Each line below should be quoted exactly, please.

═════ PROVIDED DATA

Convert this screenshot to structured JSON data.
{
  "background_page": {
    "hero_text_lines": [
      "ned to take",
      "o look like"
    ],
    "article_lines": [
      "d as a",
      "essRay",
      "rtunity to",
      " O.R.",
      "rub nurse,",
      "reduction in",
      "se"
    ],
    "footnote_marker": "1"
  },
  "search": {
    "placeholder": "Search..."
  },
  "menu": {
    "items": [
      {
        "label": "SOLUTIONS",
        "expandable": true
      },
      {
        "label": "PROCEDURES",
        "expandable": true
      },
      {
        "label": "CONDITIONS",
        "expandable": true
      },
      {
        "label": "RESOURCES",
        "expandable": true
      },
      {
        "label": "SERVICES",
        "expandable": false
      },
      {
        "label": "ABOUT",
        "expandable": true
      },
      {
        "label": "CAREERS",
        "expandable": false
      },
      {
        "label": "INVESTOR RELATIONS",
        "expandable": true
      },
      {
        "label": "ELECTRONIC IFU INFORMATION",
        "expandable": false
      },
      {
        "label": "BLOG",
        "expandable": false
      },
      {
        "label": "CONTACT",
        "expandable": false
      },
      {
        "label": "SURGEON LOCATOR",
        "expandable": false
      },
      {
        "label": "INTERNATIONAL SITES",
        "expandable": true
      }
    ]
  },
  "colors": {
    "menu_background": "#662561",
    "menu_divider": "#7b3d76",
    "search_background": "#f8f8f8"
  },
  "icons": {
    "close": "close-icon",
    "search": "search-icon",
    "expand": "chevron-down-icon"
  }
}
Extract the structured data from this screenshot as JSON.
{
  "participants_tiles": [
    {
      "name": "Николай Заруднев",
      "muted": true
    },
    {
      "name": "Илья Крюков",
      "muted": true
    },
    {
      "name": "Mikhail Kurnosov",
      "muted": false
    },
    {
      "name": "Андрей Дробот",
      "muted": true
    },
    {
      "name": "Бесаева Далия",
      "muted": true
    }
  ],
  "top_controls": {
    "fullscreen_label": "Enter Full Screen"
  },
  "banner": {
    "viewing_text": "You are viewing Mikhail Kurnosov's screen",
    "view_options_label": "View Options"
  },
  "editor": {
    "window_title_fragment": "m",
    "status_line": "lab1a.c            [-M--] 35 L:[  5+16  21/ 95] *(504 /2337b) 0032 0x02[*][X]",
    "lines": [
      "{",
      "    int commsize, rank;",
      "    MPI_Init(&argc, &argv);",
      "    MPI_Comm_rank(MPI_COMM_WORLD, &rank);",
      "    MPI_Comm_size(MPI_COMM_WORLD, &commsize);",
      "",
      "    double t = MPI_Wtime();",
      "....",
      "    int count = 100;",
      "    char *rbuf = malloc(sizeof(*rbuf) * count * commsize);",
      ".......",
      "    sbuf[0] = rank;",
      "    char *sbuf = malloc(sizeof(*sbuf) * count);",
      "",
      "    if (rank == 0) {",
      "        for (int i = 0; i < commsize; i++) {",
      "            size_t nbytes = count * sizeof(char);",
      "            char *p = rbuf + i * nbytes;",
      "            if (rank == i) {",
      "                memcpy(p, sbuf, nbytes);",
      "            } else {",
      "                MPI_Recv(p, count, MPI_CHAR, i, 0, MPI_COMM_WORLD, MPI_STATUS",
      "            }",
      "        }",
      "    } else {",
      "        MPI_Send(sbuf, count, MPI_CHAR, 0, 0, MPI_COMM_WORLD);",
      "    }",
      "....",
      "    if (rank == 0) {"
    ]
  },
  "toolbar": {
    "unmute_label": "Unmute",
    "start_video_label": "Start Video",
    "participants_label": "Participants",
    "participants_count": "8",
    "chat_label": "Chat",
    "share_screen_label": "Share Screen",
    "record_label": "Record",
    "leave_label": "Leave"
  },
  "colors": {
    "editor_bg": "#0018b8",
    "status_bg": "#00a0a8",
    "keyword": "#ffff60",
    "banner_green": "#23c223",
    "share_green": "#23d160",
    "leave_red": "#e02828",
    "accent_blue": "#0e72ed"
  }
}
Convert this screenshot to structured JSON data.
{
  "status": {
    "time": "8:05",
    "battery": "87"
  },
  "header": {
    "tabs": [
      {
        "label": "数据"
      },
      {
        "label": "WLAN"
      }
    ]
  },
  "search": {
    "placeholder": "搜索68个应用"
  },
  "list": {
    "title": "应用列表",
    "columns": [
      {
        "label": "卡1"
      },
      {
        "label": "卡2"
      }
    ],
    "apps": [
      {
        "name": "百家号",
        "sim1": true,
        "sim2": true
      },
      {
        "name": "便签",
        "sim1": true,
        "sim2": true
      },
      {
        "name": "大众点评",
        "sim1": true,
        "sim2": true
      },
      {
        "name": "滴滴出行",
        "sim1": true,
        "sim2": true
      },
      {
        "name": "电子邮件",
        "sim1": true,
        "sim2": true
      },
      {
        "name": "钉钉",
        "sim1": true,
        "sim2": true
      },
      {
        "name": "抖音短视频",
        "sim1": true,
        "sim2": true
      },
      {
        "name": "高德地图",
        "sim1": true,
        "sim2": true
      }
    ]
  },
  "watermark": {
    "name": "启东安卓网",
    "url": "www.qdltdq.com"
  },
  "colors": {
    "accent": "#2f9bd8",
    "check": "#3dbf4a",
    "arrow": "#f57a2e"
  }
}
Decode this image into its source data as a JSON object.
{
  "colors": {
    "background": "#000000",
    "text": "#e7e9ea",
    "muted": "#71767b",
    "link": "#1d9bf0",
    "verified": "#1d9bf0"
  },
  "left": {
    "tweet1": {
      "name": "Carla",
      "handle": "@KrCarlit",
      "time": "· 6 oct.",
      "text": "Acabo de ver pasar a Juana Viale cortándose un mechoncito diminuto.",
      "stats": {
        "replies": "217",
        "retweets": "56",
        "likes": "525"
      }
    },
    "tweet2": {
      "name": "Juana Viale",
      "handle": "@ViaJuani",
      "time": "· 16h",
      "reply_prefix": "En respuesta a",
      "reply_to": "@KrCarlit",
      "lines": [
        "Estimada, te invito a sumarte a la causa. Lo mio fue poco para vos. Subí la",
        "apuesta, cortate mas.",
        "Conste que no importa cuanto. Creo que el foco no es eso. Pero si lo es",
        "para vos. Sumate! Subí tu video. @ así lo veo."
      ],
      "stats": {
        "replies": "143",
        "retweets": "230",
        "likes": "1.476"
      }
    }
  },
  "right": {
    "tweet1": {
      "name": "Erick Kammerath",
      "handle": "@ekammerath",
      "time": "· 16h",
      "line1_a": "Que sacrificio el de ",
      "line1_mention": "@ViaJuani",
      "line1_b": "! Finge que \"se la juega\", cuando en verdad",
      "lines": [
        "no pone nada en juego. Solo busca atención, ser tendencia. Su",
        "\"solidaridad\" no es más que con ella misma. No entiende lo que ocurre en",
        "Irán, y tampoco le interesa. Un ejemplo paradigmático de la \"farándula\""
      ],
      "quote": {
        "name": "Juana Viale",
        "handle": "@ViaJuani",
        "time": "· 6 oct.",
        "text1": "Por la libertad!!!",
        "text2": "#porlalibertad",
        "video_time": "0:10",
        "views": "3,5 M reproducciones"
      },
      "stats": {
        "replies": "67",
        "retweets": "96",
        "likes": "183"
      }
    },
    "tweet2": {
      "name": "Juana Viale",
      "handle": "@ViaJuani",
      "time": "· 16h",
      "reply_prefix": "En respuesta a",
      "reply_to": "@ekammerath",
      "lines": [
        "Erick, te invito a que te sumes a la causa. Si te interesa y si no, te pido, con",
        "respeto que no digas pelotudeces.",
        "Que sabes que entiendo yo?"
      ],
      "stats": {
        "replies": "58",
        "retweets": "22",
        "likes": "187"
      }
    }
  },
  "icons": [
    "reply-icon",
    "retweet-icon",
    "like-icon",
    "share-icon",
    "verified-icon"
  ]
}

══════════

REPLY:
Convert this screenshot to structured JSON data.
{
  "background_page": {
    "hero_text_lines": [
      "ned to take",
      "o look like"
    ],
    "article_lines": [
      "d as a",
      "essRay",
      "rtunity to",
      " O.R.",
      "rub nurse,",
      "reduction in",
      "se"
    ],
    "footnote_marker": "1"
  },
  "search": {
    "placeholder": "Search..."
  },
  "menu": {
    "items": [
      {
        "label": "SOLUTIONS",
        "expandable": true
      },
      {
        "label": "PROCEDURES",
        "expandable": true
      },
      {
        "label": "CONDITIONS",
        "expandable": true
      },
      {
        "label": "RESOURCES",
        "expandable": true
      },
      {
        "label": "SERVICES",
        "expandable": false
      },
      {
        "label": "ABOUT",
        "expandable": true
      },
      {
        "label": "CAREERS",
        "expandable": false
      },
      {
        "label": "INVESTOR RELATIONS",
        "expandable": true
      },
      {
        "label": "ELECTRONIC IFU INFORMATION",
        "expandable": false
      },
      {
        "label": "BLOG",
        "expandable": false
      },
      {
        "label": "CONTACT",
        "expandable": false
      },
      {
        "label": "SURGEON LOCATOR",
        "expandable": false
      },
      {
        "label": "INTERNATIONAL SITES",
        "expandable": true
      }
    ]
  },
  "colors": {
    "menu_background": "#662561",
    "menu_divider": "#7b3d76",
    "search_background": "#f8f8f8"
  },
  "icons": {
    "close": "close-icon",
    "search": "search-icon",
    "expand": "chevron-down-icon"
  }
}
Extract the structured data from this screenshot as JSON.
{
  "participants_tiles": [
    {
      "name": "Николай Заруднев",
      "muted": true
    },
    {
      "name": "Илья Крюков",
      "muted": true
    },
    {
      "name": "Mikhail Kurnosov",
      "muted": false
    },
    {
      "name": "Андрей Дробот",
      "muted": true
    },
    {
      "name": "Бесаева Далия",
      "muted": true
    }
  ],
  "top_controls": {
    "fullscreen_label": "Enter Full Screen"
  },
  "banner": {
    "viewing_text": "You are viewing Mikhail Kurnosov's screen",
    "view_options_label": "View Options"
  },
  "editor": {
    "window_title_fragment": "m",
    "status_line": "lab1a.c            [-M--] 35 L:[  5+16  21/ 95] *(504 /2337b) 0032 0x02[*][X]",
    "lines": [
      "{",
      "    int commsize, rank;",
      "    MPI_Init(&argc, &argv);",
      "    MPI_Comm_rank(MPI_COMM_WORLD, &rank);",
      "    MPI_Comm_size(MPI_COMM_WORLD, &commsize);",
      "",
      "    double t = MPI_Wtime();",
      "....",
      "    int count = 100;",
      "    char *rbuf = malloc(sizeof(*rbuf) * count * commsize);",
      ".......",
      "    sbuf[0] = rank;",
      "    char *sbuf = malloc(sizeof(*sbuf) * count);",
      "",
      "    if (rank == 0) {",
      "        for (int i = 0; i < commsize; i++) {",
      "            size_t nbytes = count * sizeof(char);",
      "            char *p = rbuf + i * nbytes;",
      "            if (rank == i) {",
      "                memcpy(p, sbuf, nbytes);",
      "            } else {",
      "                MPI_Recv(p, count, MPI_CHAR, i, 0, MPI_COMM_WORLD, MPI_STATUS",
      "            }",
      "        }",
      "    } else {",
      "        MPI_Send(sbuf, count, MPI_CHAR, 0, 0, MPI_COMM_WORLD);",
      "    }",
      "....",
      "    if (rank == 0) {"
    ]
  },
  "toolbar": {
    "unmute_label": "Unmute",
    "start_video_label": "Start Video",
    "participants_label": "Participants",
    "participants_count": "8",
    "chat_label": "Chat",
    "share_screen_label": "Share Screen",
    "record_label": "Record",
    "leave_label": "Leave"
  },
  "colors": {
    "editor_bg": "#0018b8",
    "status_bg": "#00a0a8",
    "keyword": "#ffff60",
    "banner_green": "#23c223",
    "share_green": "#23d160",
    "leave_red": "#e02828",
    "accent_blue": "#0e72ed"
  }
}
Convert this screenshot to structured JSON data.
{
  "status": {
    "time": "8:05",
    "battery": "87"
  },
  "header": {
    "tabs": [
      {
        "label": "数据"
      },
      {
        "label": "WLAN"
      }
    ]
  },
  "search": {
    "placeholder": "搜索68个应用"
  },
  "list": {
    "title": "应用列表",
    "columns": [
      {
        "label": "卡1"
      },
      {
        "label": "卡2"
      }
    ],
    "apps": [
      {
        "name": "百家号",
        "sim1": true,
        "sim2": true
      },
      {
        "name": "便签",
        "sim1": true,
        "sim2": true
      },
      {
        "name": "大众点评",
        "sim1": true,
        "sim2": true
      },
      {
        "name": "滴滴出行",
        "sim1": true,
        "sim2": true
      },
      {
        "name": "电子邮件",
        "sim1": true,
        "sim2": true
      },
      {
        "name": "钉钉",
        "sim1": true,
        "sim2": true
      },
      {
        "name": "抖音短视频",
        "sim1": true,
        "sim2": true
      },
      {
        "name": "高德地图",
        "sim1": true,
        "sim2": true
      }
    ]
  },
  "watermark": {
    "name": "启东安卓网",
    "url": "www.qdltdq.com"
  },
  "colors": {
    "accent": "#2f9bd8",
    "check": "#3dbf4a",
    "arrow": "#f57a2e"
  }
}
Decode this image into its source data as a JSON object.
{
  "colors": {
    "background": "#000000",
    "text": "#e7e9ea",
    "muted": "#71767b",
    "link": "#1d9bf0",
    "verified": "#1d9bf0"
  },
  "left": {
    "tweet1": {
      "name": "Carla",
      "handle": "@KrCarlit",
      "time": "· 6 oct.",
      "text": "Acabo de ver pasar a Juana Viale cortándose un mechoncito diminuto.",
      "stats": {
        "replies": "217",
        "retweets": "56",
        "likes": "525"
      }
    },
    "tweet2": {
      "name": "Juana Viale",
      "handle": "@ViaJuani",
      "time": "· 16h",
      "reply_prefix": "En respuesta a",
      "reply_to": "@KrCarlit",
      "lines": [
        "Estimada, te invito a sumarte a la causa. Lo mio fue poco para vos. Subí la",
        "apuesta, cortate mas.",
        "Conste que no importa cuanto. Creo que el foco no es eso. Pero si lo es",
        "para vos. Sumate! Subí tu video. @ así lo veo."
      ],
      "stats": {
        "replies": "143",
        "retweets": "230",
        "likes": "1.476"
      }
    }
  },
  "right": {
    "tweet1": {
      "name": "Erick Kammerath",
      "handle": "@ekammerath",
      "time": "· 16h",
      "line1_a": "Que sacrificio el de ",
      "line1_mention": "@ViaJuani",
      "line1_b": "! Finge que \"se la juega\", cuando en verdad",
      "lines": [
        "no pone nada en juego. Solo busca atención, ser tendencia. Su",
        "\"solidaridad\" no es más que con ella misma. No entiende lo que ocurre en",
        "Irán, y tampoco le interesa. Un ejemplo paradigmático de la \"farándula\""
      ],
      "quote": {
        "name": "Juana Viale",
        "handle": "@ViaJuani",
        "time": "· 6 oct.",
        "text1": "Por la libertad!!!",
        "text2": "#porlalibertad",
        "video_time": "0:10",
        "views": "3,5 M reproducciones"
      },
      "stats": {
        "replies": "67",
        "retweets": "96",
        "likes": "183"
      }
    },
    "tweet2": {
      "name": "Juana Viale",
      "handle": "@ViaJuani",
      "time": "· 16h",
      "reply_prefix": "En respuesta a",
      "reply_to": "@ekammerath",
      "lines": [
        "Erick, te invito a que te sumes a la causa. Si te interesa y si no, te pido, con",
        "respeto que no digas pelotudeces.",
        "Que sabes que entiendo yo?"
      ],
      "stats": {
        "replies": "58",
        "retweets": "22",
        "likes": "187"
      }
    }
  },
  "icons": [
    "reply-icon",
    "retweet-icon",
    "like-icon",
    "share-icon",
    "verified-icon"
  ]
}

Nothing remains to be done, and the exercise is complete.